▶ PROBLEM TO WORK ON
An exact copy of the records below is needed, with every picture left out.

▶ EXTRACTED DATA
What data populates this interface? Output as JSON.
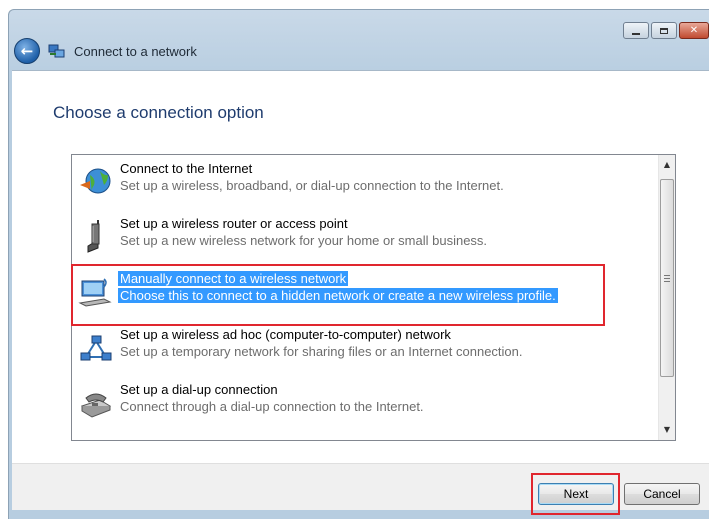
{
  "window": {
    "title": "Connect to a network",
    "controls": {
      "minimize": "",
      "maximize": "",
      "close": "✕"
    }
  },
  "page": {
    "heading": "Choose a connection option"
  },
  "options": [
    {
      "title": "Connect to the Internet",
      "description": "Set up a wireless, broadband, or dial-up connection to the Internet.",
      "icon": "globe-internet-icon",
      "selected": false
    },
    {
      "title": "Set up a wireless router or access point",
      "description": "Set up a new wireless network for your home or small business.",
      "icon": "wireless-router-icon",
      "selected": false
    },
    {
      "title": "Manually connect to a wireless network",
      "description": "Choose this to connect to a hidden network or create a new wireless profile.",
      "icon": "wireless-computer-icon",
      "selected": true
    },
    {
      "title": "Set up a wireless ad hoc (computer-to-computer) network",
      "description": "Set up a temporary network for sharing files or an Internet connection.",
      "icon": "adhoc-network-icon",
      "selected": false
    },
    {
      "title": "Set up a dial-up connection",
      "description": "Connect through a dial-up connection to the Internet.",
      "icon": "dialup-phone-icon",
      "selected": false
    }
  ],
  "scrollbar": {
    "up": "▲",
    "down": "▼"
  },
  "buttons": {
    "next": "Next",
    "cancel": "Cancel"
  },
  "colors": {
    "selection": "#3399ff",
    "annotation": "#e0262e",
    "heading": "#1f3c6e"
  }
}
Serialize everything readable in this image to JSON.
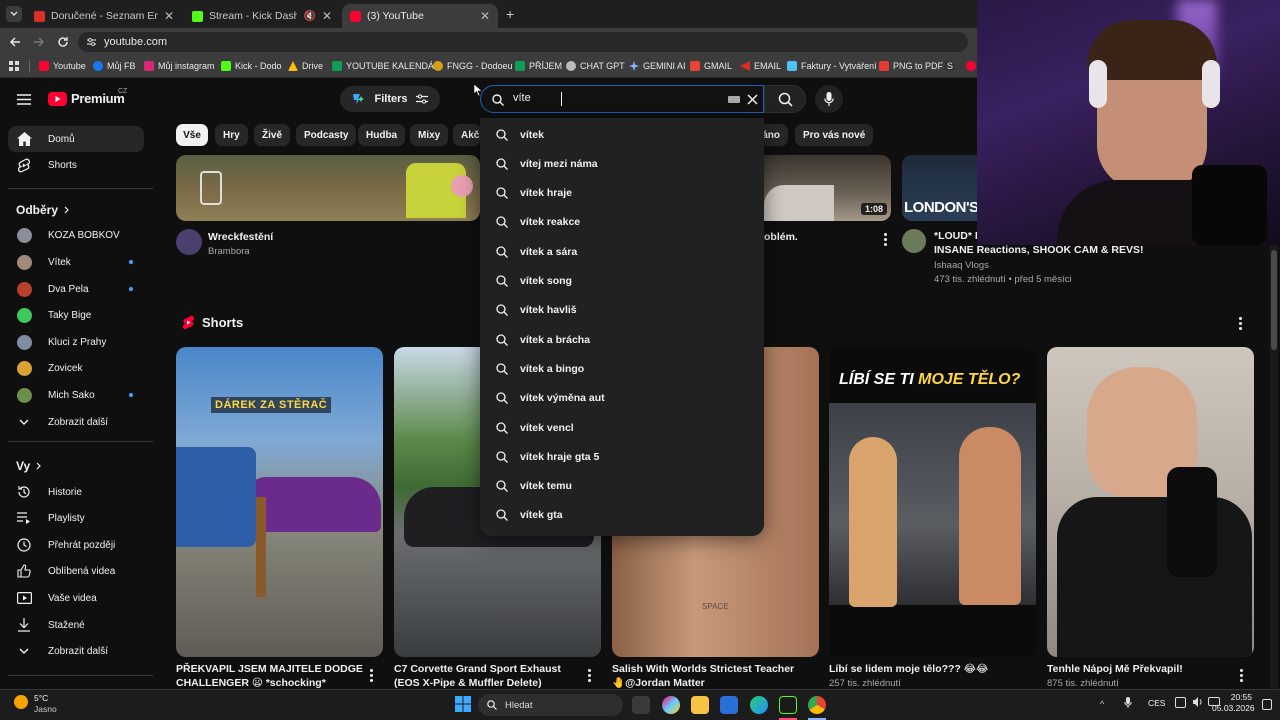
{
  "tabs": [
    {
      "title": "Doručené - Seznam Email",
      "color": "#d93025"
    },
    {
      "title": "Stream - Kick Dashboard",
      "color": "#53fc18"
    },
    {
      "title": "(3) YouTube",
      "color": "#ff0033"
    }
  ],
  "address": {
    "url": "youtube.com"
  },
  "bookmarks": [
    {
      "label": "Youtube",
      "color": "#ff0033"
    },
    {
      "label": "Můj FB",
      "color": "#1877f2"
    },
    {
      "label": "Můj instagram",
      "color": "#d62976"
    },
    {
      "label": "Kick - Dodo",
      "color": "#53fc18"
    },
    {
      "label": "Drive",
      "color": "#fbbc04"
    },
    {
      "label": "YOUTUBE KALENDÁŘ",
      "color": "#0f9d58"
    },
    {
      "label": "FNGG - Dodoeu",
      "color": "#d4a017"
    },
    {
      "label": "PŘÍJEM",
      "color": "#0f9d58"
    },
    {
      "label": "CHAT GPT",
      "color": "#bbbbbb"
    },
    {
      "label": "GEMINI AI",
      "color": "#8ab4f8"
    },
    {
      "label": "GMAIL",
      "color": "#ea4335"
    },
    {
      "label": "EMAIL",
      "color": "#d93025"
    },
    {
      "label": "Faktury - Vytváření",
      "color": "#4fc3f7"
    },
    {
      "label": "PNG to PDF",
      "color": "#e53935"
    },
    {
      "label": "S",
      "color": "#cccccc"
    }
  ],
  "header": {
    "logo_text": "Premium",
    "logo_sup": "CZ",
    "filters_label": "Filters",
    "search_value": "víte"
  },
  "chips": [
    "Vše",
    "Hry",
    "Živě",
    "Podcasty",
    "Hudba",
    "Mixy",
    "Akč",
    "áno",
    "Pro vás nové"
  ],
  "sidebar": {
    "home": "Domů",
    "shorts": "Shorts",
    "subs_title": "Odběry",
    "channels": [
      "KOZA BOBKOV",
      "Vítek",
      "Dva Pela",
      "Taky Bige",
      "Kluci z Prahy",
      "Zovicek",
      "Mich Sako"
    ],
    "show_more_1": "Zobrazit další",
    "you_title": "Vy",
    "you_items": [
      "Historie",
      "Playlisty",
      "Přehrát později",
      "Oblíbená videa",
      "Vaše videa",
      "Stažené",
      "Zobrazit další"
    ]
  },
  "videos": [
    {
      "title": "Wreckfestění",
      "channel": "Brambora"
    },
    {
      "title": "oblém.",
      "duration": "1:08"
    },
    {
      "title_1": "*LOUD* F",
      "title_2": "INSANE Reactions, SHOOK CAM & REVS!",
      "channel": "Ishaaq Vlogs",
      "stats": "473 tis. zhlédnutí • před 5 měsíci",
      "thumb_text": "LONDON'S"
    }
  ],
  "shorts": {
    "heading": "Shorts",
    "items": [
      {
        "title_1": "PŘEKVAPIL JSEM MAJITELE DODGE",
        "title_2": "CHALLENGER 😦 *schocking*",
        "overlay": "DÁREK ZA STĚRAČ"
      },
      {
        "title_1": "C7 Corvette Grand Sport Exhaust",
        "title_2": "(EOS X-Pipe & Muffler Delete)"
      },
      {
        "title_1": "Salish With Worlds Strictest Teacher",
        "title_2": "🤚@Jordan Matter",
        "overlay": "SPACE"
      },
      {
        "title_1": "Líbí se lidem moje tělo??? 😂😂",
        "views": "257 tis. zhlédnutí",
        "overlay_1": "LÍBÍ SE TI ",
        "overlay_2": "MOJE TĚLO?"
      },
      {
        "title_1": "Tenhle Nápoj Mě Překvapil!",
        "views": "875 tis. zhlédnutí"
      }
    ]
  },
  "suggestions": [
    "vítek",
    "vítej mezi náma",
    "vítek hraje",
    "vítek reakce",
    "vítek a sára",
    "vítek song",
    "vítek havliš",
    "vítek a brácha",
    "vítek a bingo",
    "vítek výměna aut",
    "vítek vencl",
    "vítek hraje gta 5",
    "vítek temu",
    "vítek gta"
  ],
  "taskbar": {
    "weather_temp": "5°C",
    "weather_desc": "Jasno",
    "search_placeholder": "Hledat",
    "lang": "CES",
    "time": "20:55",
    "date": "05.03.2026"
  }
}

▶ TASK OUTPUT
What data populates this interface? Output as JSON.
{
  "window": {
    "title": "Connect to a network",
    "controls": {
      "minimize": "",
      "maximize": "",
      "close": "✕"
    }
  },
  "page": {
    "heading": "Choose a connection option"
  },
  "options": [
    {
      "title": "Connect to the Internet",
      "description": "Set up a wireless, broadband, or dial-up connection to the Internet.",
      "icon": "globe-internet-icon",
      "selected": false
    },
    {
      "title": "Set up a wireless router or access point",
      "description": "Set up a new wireless network for your home or small business.",
      "icon": "wireless-router-icon",
      "selected": false
    },
    {
      "title": "Manually connect to a wireless network",
      "description": "Choose this to connect to a hidden network or create a new wireless profile.",
      "icon": "wireless-computer-icon",
      "selected": true
    },
    {
      "title": "Set up a wireless ad hoc (computer-to-computer) network",
      "description": "Set up a temporary network for sharing files or an Internet connection.",
      "icon": "adhoc-network-icon",
      "selected": false
    },
    {
      "title": "Set up a dial-up connection",
      "description": "Connect through a dial-up connection to the Internet.",
      "icon": "dialup-phone-icon",
      "selected": false
    }
  ],
  "scrollbar": {
    "up": "▲",
    "down": "▼"
  },
  "buttons": {
    "next": "Next",
    "cancel": "Cancel"
  },
  "colors": {
    "selection": "#3399ff",
    "annotation": "#e0262e",
    "heading": "#1f3c6e"
  }
}
Serialize everything readable in this image to JSON.
{
  "tabs": [
    {
      "title": "Doručené - Seznam Email",
      "color": "#d93025"
    },
    {
      "title": "Stream - Kick Dashboard",
      "color": "#53fc18"
    },
    {
      "title": "(3) YouTube",
      "color": "#ff0033"
    }
  ],
  "address": {
    "url": "youtube.com"
  },
  "bookmarks": [
    {
      "label": "Youtube",
      "color": "#ff0033"
    },
    {
      "label": "Můj FB",
      "color": "#1877f2"
    },
    {
      "label": "Můj instagram",
      "color": "#d62976"
    },
    {
      "label": "Kick - Dodo",
      "color": "#53fc18"
    },
    {
      "label": "Drive",
      "color": "#fbbc04"
    },
    {
      "label": "YOUTUBE KALENDÁŘ",
      "color": "#0f9d58"
    },
    {
      "label": "FNGG - Dodoeu",
      "color": "#d4a017"
    },
    {
      "label": "PŘÍJEM",
      "color": "#0f9d58"
    },
    {
      "label": "CHAT GPT",
      "color": "#bbbbbb"
    },
    {
      "label": "GEMINI AI",
      "color": "#8ab4f8"
    },
    {
      "label": "GMAIL",
      "color": "#ea4335"
    },
    {
      "label": "EMAIL",
      "color": "#d93025"
    },
    {
      "label": "Faktury - Vytváření",
      "color": "#4fc3f7"
    },
    {
      "label": "PNG to PDF",
      "color": "#e53935"
    },
    {
      "label": "S",
      "color": "#cccccc"
    }
  ],
  "header": {
    "logo_text": "Premium",
    "logo_sup": "CZ",
    "filters_label": "Filters",
    "search_value": "víte"
  },
  "chips": [
    "Vše",
    "Hry",
    "Živě",
    "Podcasty",
    "Hudba",
    "Mixy",
    "Akč",
    "áno",
    "Pro vás nové"
  ],
  "sidebar": {
    "home": "Domů",
    "shorts": "Shorts",
    "subs_title": "Odběry",
    "channels": [
      "KOZA BOBKOV",
      "Vítek",
      "Dva Pela",
      "Taky Bige",
      "Kluci z Prahy",
      "Zovicek",
      "Mich Sako"
    ],
    "show_more_1": "Zobrazit další",
    "you_title": "Vy",
    "you_items": [
      "Historie",
      "Playlisty",
      "Přehrát později",
      "Oblíbená videa",
      "Vaše videa",
      "Stažené",
      "Zobrazit další"
    ]
  },
  "videos": [
    {
      "title": "Wreckfestění",
      "channel": "Brambora"
    },
    {
      "title": "oblém.",
      "duration": "1:08"
    },
    {
      "title_1": "*LOUD* F",
      "title_2": "INSANE Reactions, SHOOK CAM & REVS!",
      "channel": "Ishaaq Vlogs",
      "stats": "473 tis. zhlédnutí • před 5 měsíci",
      "thumb_text": "LONDON'S"
    }
  ],
  "shorts": {
    "heading": "Shorts",
    "items": [
      {
        "title_1": "PŘEKVAPIL JSEM MAJITELE DODGE",
        "title_2": "CHALLENGER 😦 *schocking*",
        "overlay": "DÁREK ZA STĚRAČ"
      },
      {
        "title_1": "C7 Corvette Grand Sport Exhaust",
        "title_2": "(EOS X-Pipe & Muffler Delete)"
      },
      {
        "title_1": "Salish With Worlds Strictest Teacher",
        "title_2": "🤚@Jordan Matter",
        "overlay": "SPACE"
      },
      {
        "title_1": "Líbí se lidem moje tělo??? 😂😂",
        "views": "257 tis. zhlédnutí",
        "overlay_1": "LÍBÍ SE TI ",
        "overlay_2": "MOJE TĚLO?"
      },
      {
        "title_1": "Tenhle Nápoj Mě Překvapil!",
        "views": "875 tis. zhlédnutí"
      }
    ]
  },
  "suggestions": [
    "vítek",
    "vítej mezi náma",
    "vítek hraje",
    "vítek reakce",
    "vítek a sára",
    "vítek song",
    "vítek havliš",
    "vítek a brácha",
    "vítek a bingo",
    "vítek výměna aut",
    "vítek vencl",
    "vítek hraje gta 5",
    "vítek temu",
    "vítek gta"
  ],
  "taskbar": {
    "weather_temp": "5°C",
    "weather_desc": "Jasno",
    "search_placeholder": "Hledat",
    "lang": "CES",
    "time": "20:55",
    "date": "05.03.2026"
  }
}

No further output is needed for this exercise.